Driving Blind by Ray Bradbury

Driving Blind by Ray Bradbury
Driving Blind by Ray Bradbury

This 1997 short story collection is uneven and at times weak. There is less fantasy or science fiction than in many of Bradbury’s earlier works. All but four of the stories are new. A snapshot of the collection is seen in some of the themes.

  • In the short story “Remember Me?” we find the theme of meeting a familiar face in a distant place.
  • The theme of children’s storytelling and kissing games is found in “House Divided”.
  • The theme of looking up an old flame is in “I Wonder What’s Become of Sally?”.
  • One of my favorite themes, the revenge of the nerd everybody picked on is the theme of “The Highest Branch on the Tree”.

But the book has some terrific moments. Examples are when Bradbury recalls a tiny, dusty, moth-eaten Mexican circus, tells the hilarious story of Irish drinking buddies looking for a safe place in the bogs to take a woman, and yet another tale of perfect love squandered (“Madame et Monsieur Shill”).

If you’re new to Bradbury, this will do nicely, but for veteran readers it’s a bit of same old same old.

Author: Jimmie Aaron Kepler, Ed.D.
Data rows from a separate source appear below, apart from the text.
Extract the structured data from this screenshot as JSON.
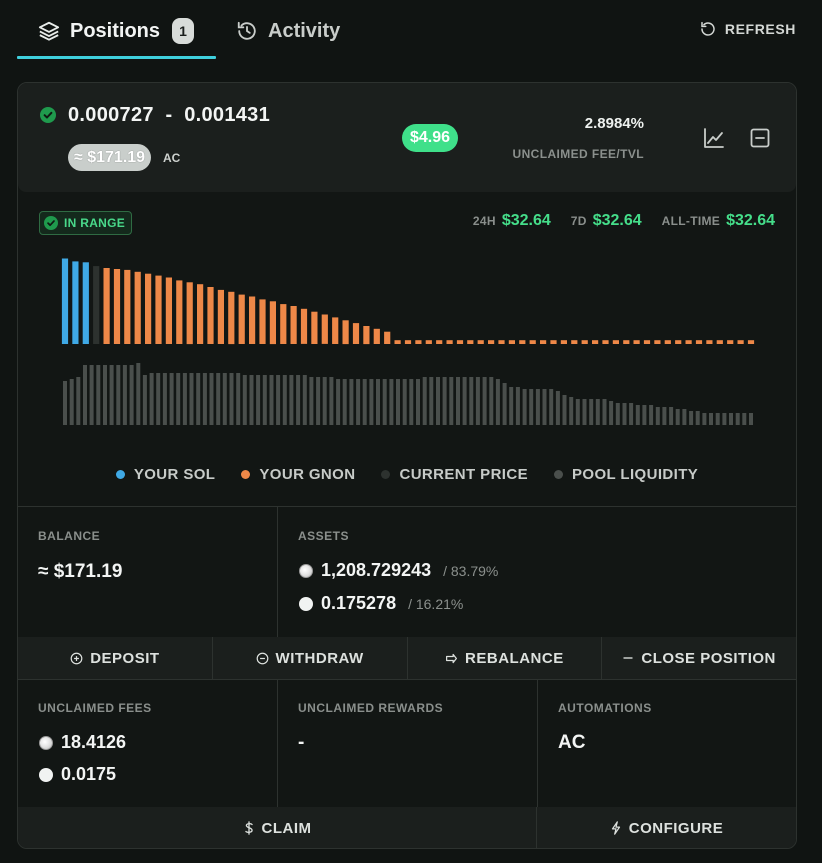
{
  "tabs": {
    "positions_label": "Positions",
    "positions_count": "1",
    "activity_label": "Activity",
    "refresh_label": "REFRESH"
  },
  "position": {
    "range": "0.000727  -  0.001431",
    "value": "≈ $171.19",
    "automation_tag": "AC",
    "unclaimed_fee_value": "$4.96",
    "fee_tvl_pct": "2.8984%",
    "fee_tvl_label": "UNCLAIMED FEE/TVL"
  },
  "status": {
    "range_label": "IN RANGE"
  },
  "stats": {
    "h24_label": "24H",
    "h24_value": "$32.64",
    "d7_label": "7D",
    "d7_value": "$32.64",
    "alltime_label": "ALL-TIME",
    "alltime_value": "$32.64"
  },
  "chart_data": {
    "type": "bar",
    "upper_series": {
      "sol_bins": 3,
      "current_bin": 1,
      "gnon_values": [
        80,
        79,
        78,
        76,
        74,
        72,
        70,
        67,
        65,
        63,
        60,
        57,
        55,
        52,
        50,
        47,
        45,
        42,
        40,
        37,
        34,
        31,
        28,
        25,
        22,
        19,
        16,
        13
      ],
      "sol_values": [
        90,
        87,
        86
      ],
      "current_value": 82,
      "flat_bins": 35,
      "flat_value": 4
    },
    "pool_liquidity": [
      44,
      46,
      48,
      60,
      60,
      60,
      60,
      60,
      60,
      60,
      60,
      62,
      50,
      52,
      52,
      52,
      52,
      52,
      52,
      52,
      52,
      52,
      52,
      52,
      52,
      52,
      52,
      50,
      50,
      50,
      50,
      50,
      50,
      50,
      50,
      50,
      50,
      48,
      48,
      48,
      48,
      46,
      46,
      46,
      46,
      46,
      46,
      46,
      46,
      46,
      46,
      46,
      46,
      46,
      48,
      48,
      48,
      48,
      48,
      48,
      48,
      48,
      48,
      48,
      48,
      46,
      42,
      38,
      38,
      36,
      36,
      36,
      36,
      36,
      34,
      30,
      28,
      26,
      26,
      26,
      26,
      26,
      24,
      22,
      22,
      22,
      20,
      20,
      20,
      18,
      18,
      18,
      16,
      16,
      14,
      14,
      12,
      12,
      12,
      12,
      12,
      12,
      12,
      12
    ],
    "colors": {
      "sol": "#3fa9e5",
      "gnon": "#ee8848",
      "current": "#2d322f",
      "pool": "#4a4f4c"
    },
    "legend": [
      "YOUR SOL",
      "YOUR GNON",
      "CURRENT PRICE",
      "POOL LIQUIDITY"
    ]
  },
  "legend": {
    "sol": "YOUR SOL",
    "gnon": "YOUR GNON",
    "current": "CURRENT PRICE",
    "pool": "POOL LIQUIDITY"
  },
  "balance": {
    "label": "BALANCE",
    "value": "≈ $171.19"
  },
  "assets": {
    "label": "ASSETS",
    "gnon_amount": "1,208.729243",
    "gnon_pct": "/ 83.79%",
    "sol_amount": "0.175278",
    "sol_pct": "/ 16.21%"
  },
  "actions": {
    "deposit": "DEPOSIT",
    "withdraw": "WITHDRAW",
    "rebalance": "REBALANCE",
    "close": "CLOSE POSITION"
  },
  "fees": {
    "label": "UNCLAIMED FEES",
    "gnon": "18.4126",
    "sol": "0.0175"
  },
  "rewards": {
    "label": "UNCLAIMED REWARDS",
    "value": "-"
  },
  "automations": {
    "label": "AUTOMATIONS",
    "value": "AC"
  },
  "bottom_actions": {
    "claim": "CLAIM",
    "configure": "CONFIGURE"
  },
  "colors": {
    "accent_cyan": "#3fd0dd",
    "green": "#45de8a",
    "orange": "#ee8848",
    "blue": "#3fa9e5"
  }
}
Jimmie Aaron Kepler is a full-time writer. He was born in San Antonio, Texas, to a career military father and stay at home mother. He lived in six states and attended eight different schools before graduating high school. He earned a Bachelor of Arts in History with minors in English and Military Science from The University of Texas at Arlington, Master of Arts and Master of Religious Education degrees from Southwestern Baptist Theological Seminary, as well as the Doctor of Education degree. Before writing full-time, he worked as a US Army officer for 10-years, religious educator for 18-years, and as an IT software application engineer for over 20-years. He is a widower. He lives in North Texas with his cat Lacey.